A readout of the President’s Meeting with King Salman was released by the White House. It stated: “President Obama began his fourth visit to Saudi Arabia by meeting with the Custodian of the Two Holy Mosques King Salman bin Abd alAziz Al-Saud. The two leaders reaffirmed the historic friendship and deep strategic partnership between the United States and Saudi Arabia. Thanking His Majesty and Saudi Arabia for their hospitality and leadership in hosting the April 21 U.S.-Gulf Cooperation Council (GCC) Summit, the President underscored the importance of accelerating the campaign against ISIL and welcomed Saudi Arabia’s important role in the Coalition. The two leaders also reviewed regional conflicts, with the President welcoming the recent cessation of hostilities in Yemen and the King’s commitment to providing humanitarian assistance across all of Yemen.

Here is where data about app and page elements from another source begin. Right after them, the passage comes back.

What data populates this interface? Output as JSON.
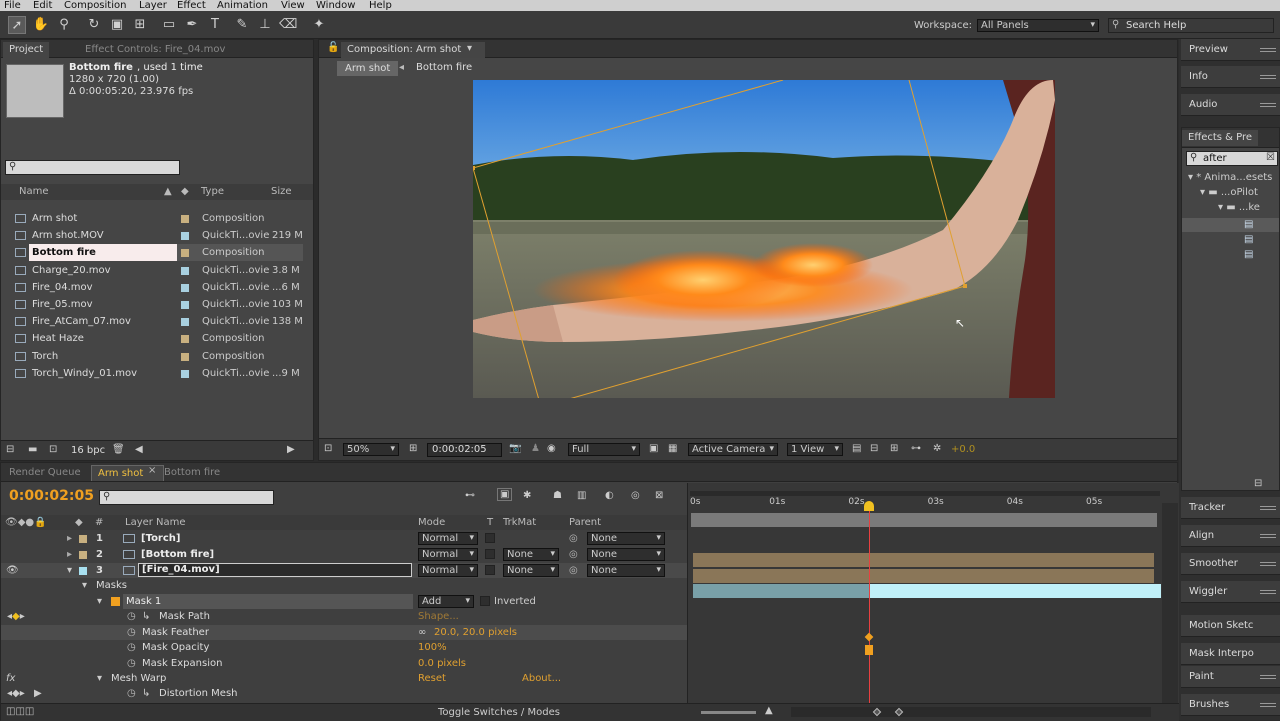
{
  "menu": [
    "File",
    "Edit",
    "Composition",
    "Layer",
    "Effect",
    "Animation",
    "View",
    "Window",
    "Help"
  ],
  "workspace": {
    "label": "Workspace:",
    "value": "All Panels",
    "search_placeholder": "Search Help"
  },
  "project_panel": {
    "tabs": [
      "Project",
      "Effect Controls: Fire_04.mov"
    ],
    "preview_name": "Bottom fire",
    "preview_used": ", used 1 time",
    "preview_dims": "1280 x 720 (1.00)",
    "preview_duration": "Δ 0:00:05:20, 23.976 fps",
    "columns": {
      "name": "Name",
      "type": "Type",
      "size": "Size"
    },
    "items": [
      {
        "name": "Arm shot",
        "type": "Composition",
        "size": "",
        "kind": "comp",
        "label_color": "#c8b080"
      },
      {
        "name": "Arm shot.MOV",
        "type": "QuickTi...ovie",
        "size": "219 M",
        "kind": "movie",
        "label_color": "#a8d0e0"
      },
      {
        "name": "Bottom fire",
        "type": "Composition",
        "size": "",
        "kind": "comp",
        "label_color": "#c8b080",
        "selected": true
      },
      {
        "name": "Charge_20.mov",
        "type": "QuickTi...ovie",
        "size": "3.8 M",
        "kind": "movie",
        "label_color": "#a8d0e0"
      },
      {
        "name": "Fire_04.mov",
        "type": "QuickTi...ovie",
        "size": "...6 M",
        "kind": "movie",
        "label_color": "#a8d0e0"
      },
      {
        "name": "Fire_05.mov",
        "type": "QuickTi...ovie",
        "size": "103 M",
        "kind": "movie",
        "label_color": "#a8d0e0"
      },
      {
        "name": "Fire_AtCam_07.mov",
        "type": "QuickTi...ovie",
        "size": "138 M",
        "kind": "movie",
        "label_color": "#a8d0e0"
      },
      {
        "name": "Heat Haze",
        "type": "Composition",
        "size": "",
        "kind": "comp",
        "label_color": "#c8b080"
      },
      {
        "name": "Torch",
        "type": "Composition",
        "size": "",
        "kind": "comp",
        "label_color": "#c8b080"
      },
      {
        "name": "Torch_Windy_01.mov",
        "type": "QuickTi...ovie",
        "size": "...9 M",
        "kind": "movie",
        "label_color": "#a8d0e0"
      }
    ],
    "bpc": "16 bpc"
  },
  "comp_panel": {
    "tab": "Composition: Arm shot",
    "breadcrumbs": [
      "Arm shot",
      "Bottom fire"
    ],
    "zoom": "50%",
    "timecode": "0:00:02:05",
    "resolution": "Full",
    "camera": "Active Camera",
    "view": "1 View",
    "exposure": "+0.0"
  },
  "right_panels": [
    "Preview",
    "Info",
    "Audio",
    "Effects & Pre",
    "Tracker",
    "Align",
    "Smoother",
    "Wiggler",
    "Motion Sketc",
    "Mask Interpo",
    "Paint",
    "Brushes"
  ],
  "effects": {
    "search": "after",
    "tree": [
      "* Anima...esets",
      "...oPilot",
      "...ke"
    ]
  },
  "timeline": {
    "tabs": [
      "Render Queue",
      "Arm shot",
      "Bottom fire"
    ],
    "timecode": "0:00:02:05",
    "headers": {
      "layer_name": "Layer Name",
      "mode": "Mode",
      "t": "T",
      "trkmat": "TrkMat",
      "parent": "Parent"
    },
    "ruler": [
      "0s",
      "01s",
      "02s",
      "03s",
      "04s",
      "05s"
    ],
    "layers": [
      {
        "num": "1",
        "name": "[Torch]",
        "mode": "Normal",
        "trkmat": "",
        "parent": "None"
      },
      {
        "num": "2",
        "name": "[Bottom fire]",
        "mode": "Normal",
        "trkmat": "None",
        "parent": "None"
      },
      {
        "num": "3",
        "name": "[Fire_04.mov]",
        "mode": "Normal",
        "trkmat": "None",
        "parent": "None"
      }
    ],
    "masks_label": "Masks",
    "mask1": {
      "name": "Mask 1",
      "mode": "Add",
      "inverted": "Inverted"
    },
    "props": [
      {
        "name": "Mask Path",
        "value": "Shape..."
      },
      {
        "name": "Mask Feather",
        "value": "20.0, 20.0 pixels"
      },
      {
        "name": "Mask Opacity",
        "value": "100%"
      },
      {
        "name": "Mask Expansion",
        "value": "0.0 pixels"
      }
    ],
    "mesh_warp": {
      "name": "Mesh Warp",
      "reset": "Reset",
      "about": "About..."
    },
    "distortion": "Distortion Mesh",
    "toggle": "Toggle Switches / Modes"
  }
}
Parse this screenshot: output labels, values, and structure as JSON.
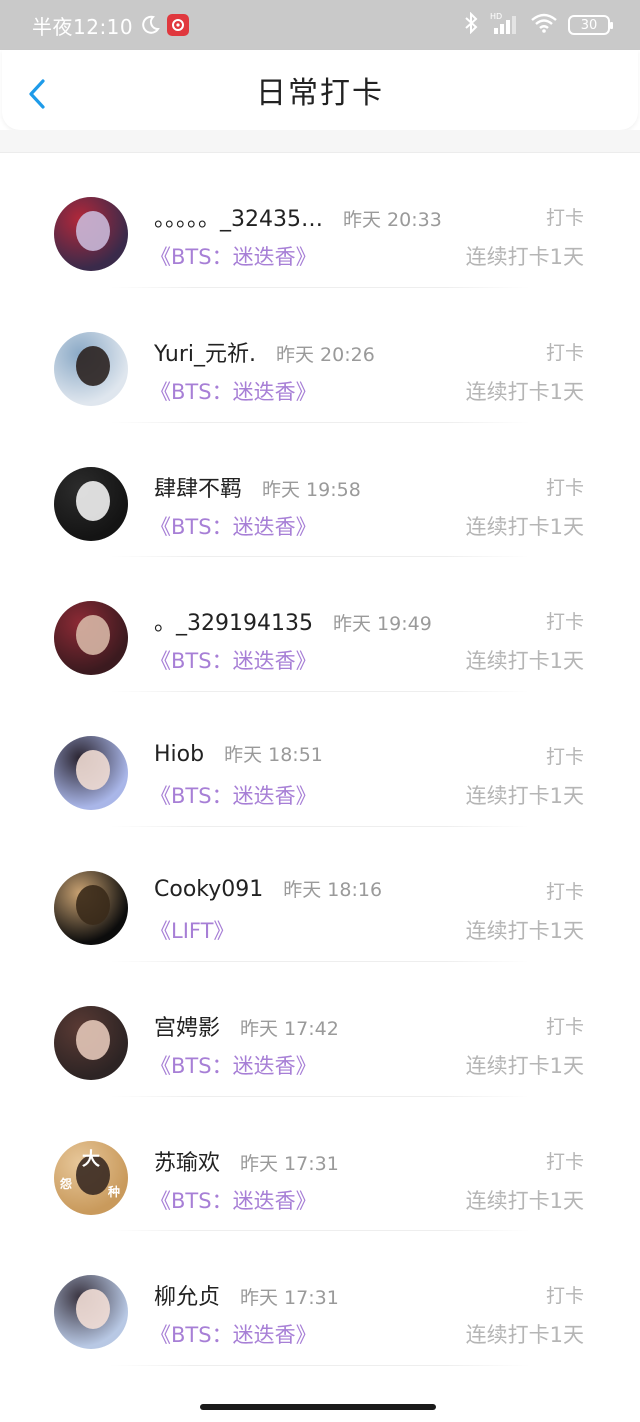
{
  "status_bar": {
    "time": "半夜12:10",
    "hd": "HD",
    "battery": "30"
  },
  "header": {
    "title": "日常打卡"
  },
  "checkins": [
    {
      "name": "。。。。。_32435…",
      "time": "昨天 20:33",
      "label": "打卡",
      "book": "《BTS：迷迭香》",
      "streak": "连续打卡1天",
      "avatar_colors": [
        "#3a2a4a",
        "#c9b8d8",
        "#b2283a"
      ]
    },
    {
      "name": "Yuri_元祈.",
      "time": "昨天 20:26",
      "label": "打卡",
      "book": "《BTS：迷迭香》",
      "streak": "连续打卡1天",
      "avatar_colors": [
        "#dfe6ee",
        "#2b2220",
        "#8aa9c6"
      ]
    },
    {
      "name": "肆肆不羁",
      "time": "昨天 19:58",
      "label": "打卡",
      "book": "《BTS：迷迭香》",
      "streak": "连续打卡1天",
      "avatar_colors": [
        "#141414",
        "#f1f1f1",
        "#2c2c2c"
      ]
    },
    {
      "name": "。_329194135",
      "time": "昨天 19:49",
      "label": "打卡",
      "book": "《BTS：迷迭香》",
      "streak": "连续打卡1天",
      "avatar_colors": [
        "#3b1a1f",
        "#d6b6a5",
        "#8c2a35"
      ]
    },
    {
      "name": "Hiob",
      "time": "昨天 18:51",
      "label": "打卡",
      "book": "《BTS：迷迭香》",
      "streak": "连续打卡1天",
      "avatar_colors": [
        "#a9b6e8",
        "#f0dcd3",
        "#2a2430"
      ]
    },
    {
      "name": "Cooky091",
      "time": "昨天 18:16",
      "label": "打卡",
      "book": "《LIFT》",
      "streak": "连续打卡1天",
      "avatar_colors": [
        "#0c0c0c",
        "#3a2a1a",
        "#c9a272"
      ]
    },
    {
      "name": "宫娉影",
      "time": "昨天 17:42",
      "label": "打卡",
      "book": "《BTS：迷迭香》",
      "streak": "连续打卡1天",
      "avatar_colors": [
        "#2d2424",
        "#e3c7b8",
        "#5a3a34"
      ]
    },
    {
      "name": "苏瑜欢",
      "time": "昨天 17:31",
      "label": "打卡",
      "book": "《BTS：迷迭香》",
      "streak": "连续打卡1天",
      "avatar_colors": [
        "#c99a5c",
        "#3a2a22",
        "#e7c79a"
      ],
      "avatar_text": [
        "大",
        "怨",
        "种"
      ]
    },
    {
      "name": "柳允贞",
      "time": "昨天 17:31",
      "label": "打卡",
      "book": "《BTS：迷迭香》",
      "streak": "连续打卡1天",
      "avatar_colors": [
        "#b8c8e4",
        "#f2ded6",
        "#3a3440"
      ]
    }
  ]
}
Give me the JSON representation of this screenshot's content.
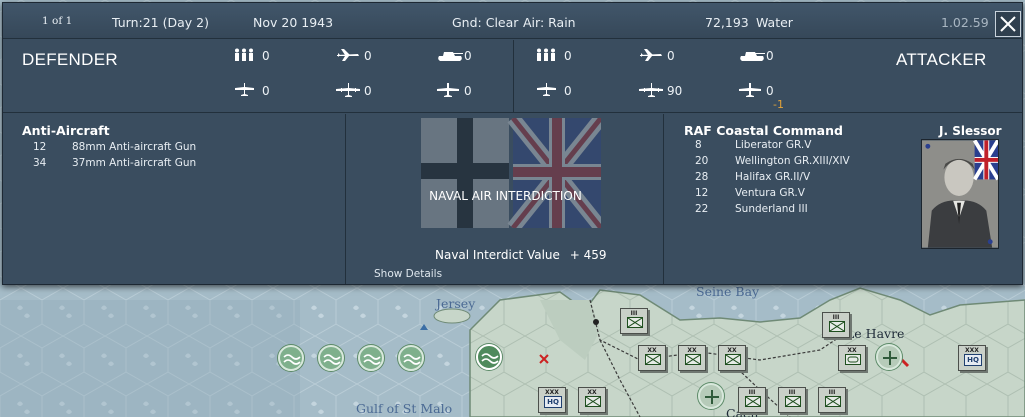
{
  "topbar": {
    "page_indicator": "1 of 1",
    "turn": "Turn:21 (Day 2)",
    "date": "Nov 20 1943",
    "ground": "Gnd: Clear",
    "air": "Air: Rain",
    "hex_id": "72,193",
    "terrain": "Water",
    "version": "1.02.59"
  },
  "defender": {
    "title": "DEFENDER",
    "stats": {
      "infantry": "0",
      "fighters": "0",
      "tanks": "0",
      "recon": "0",
      "bombers": "0",
      "transports": "0"
    }
  },
  "attacker": {
    "title": "ATTACKER",
    "stats": {
      "infantry": "0",
      "fighters": "0",
      "tanks": "0",
      "recon": "0",
      "bombers": "90",
      "transports": "0"
    },
    "transports_loss": "-1"
  },
  "defender_units": {
    "group": "Anti-Aircraft",
    "items": [
      {
        "count": "12",
        "name": "88mm Anti-aircraft Gun"
      },
      {
        "count": "34",
        "name": "37mm Anti-aircraft Gun"
      }
    ]
  },
  "combat": {
    "mission": "NAVAL AIR INTERDICTION",
    "interdict_label": "Naval Interdict Value",
    "interdict_value": "+ 459",
    "show_details": "Show Details"
  },
  "attacker_units": {
    "group": "RAF Coastal Command",
    "commander": "J. Slessor",
    "items": [
      {
        "count": "8",
        "name": "Liberator GR.V"
      },
      {
        "count": "20",
        "name": "Wellington GR.XIII/XIV"
      },
      {
        "count": "28",
        "name": "Halifax GR.II/V"
      },
      {
        "count": "12",
        "name": "Ventura GR.V"
      },
      {
        "count": "22",
        "name": "Sunderland III"
      }
    ]
  },
  "map": {
    "labels": {
      "jersey": "Jersey",
      "seine_bay": "Seine Bay",
      "le_havre": "Le Havre",
      "gulf": "Gulf of St Malo",
      "caen": "Caen"
    },
    "counters": [
      {
        "size": "III",
        "kind": "infantry"
      },
      {
        "size": "III",
        "kind": "infantry"
      },
      {
        "size": "XX",
        "kind": "infantry"
      },
      {
        "size": "XX",
        "kind": "infantry"
      },
      {
        "size": "XX",
        "kind": "infantry"
      },
      {
        "size": "XXX",
        "kind": "hq",
        "label": "HQ"
      },
      {
        "size": "XX",
        "kind": "infantry"
      },
      {
        "size": "III",
        "kind": "infantry"
      },
      {
        "size": "III",
        "kind": "infantry"
      },
      {
        "size": "III",
        "kind": "infantry"
      },
      {
        "size": "XX",
        "kind": "armor"
      },
      {
        "size": "XXX",
        "kind": "hq",
        "label": "HQ"
      }
    ]
  },
  "colors": {
    "panel_bg": "#3a4d5f",
    "loss": "#e0a23a",
    "sea": "#9fb6c2",
    "land": "#c3d2c5"
  }
}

On Syria, they discussed the importance of reinforcing the Cessation of Hostilities and committed to supporting a political transition away from Asad. The President and King also exchanged views on the situation in Iraq, with the President highlighting the importance of stabilizing areas liberated from ISIL. Both leaders underscored the importance of the 2002 Arab Peace Initiative and underlined the necessity of reaching a comprehensive, just, and lasting settlement to the Israeli-Palestinian conflict based on two states living side-by-side in peace and security. Taking note of the political uncertainty in Lebanon, they undertook to consider steps to strengthen state institutions. More broadly, the President and King discussed the challenges posed by Iran’s provocative activities in the region, agreeing on the importance of an inclusive approach to de-escalating regional conflicts.‎ Separately, they discussed the political, economic, and social challenges affecting all of the countries of the region, and steps governments could take to better meet their citizens’ political and economic aspirations‎. In that regard, the President raised concerns related to human rights, and noted their importance to the United States. The two leaders agreed that their broad discussions were important to addressing the many issues of concern to the United States and Saudi Arabia.”

King Salman, whilst speaking of the visit, said, ““I and the Saudi people are very pleased that you, Mr President, are visiting us.”

Despite the amicable public rhetoric, the one thing the public took away from this visit -- judging by social media -- is the apparent political snub.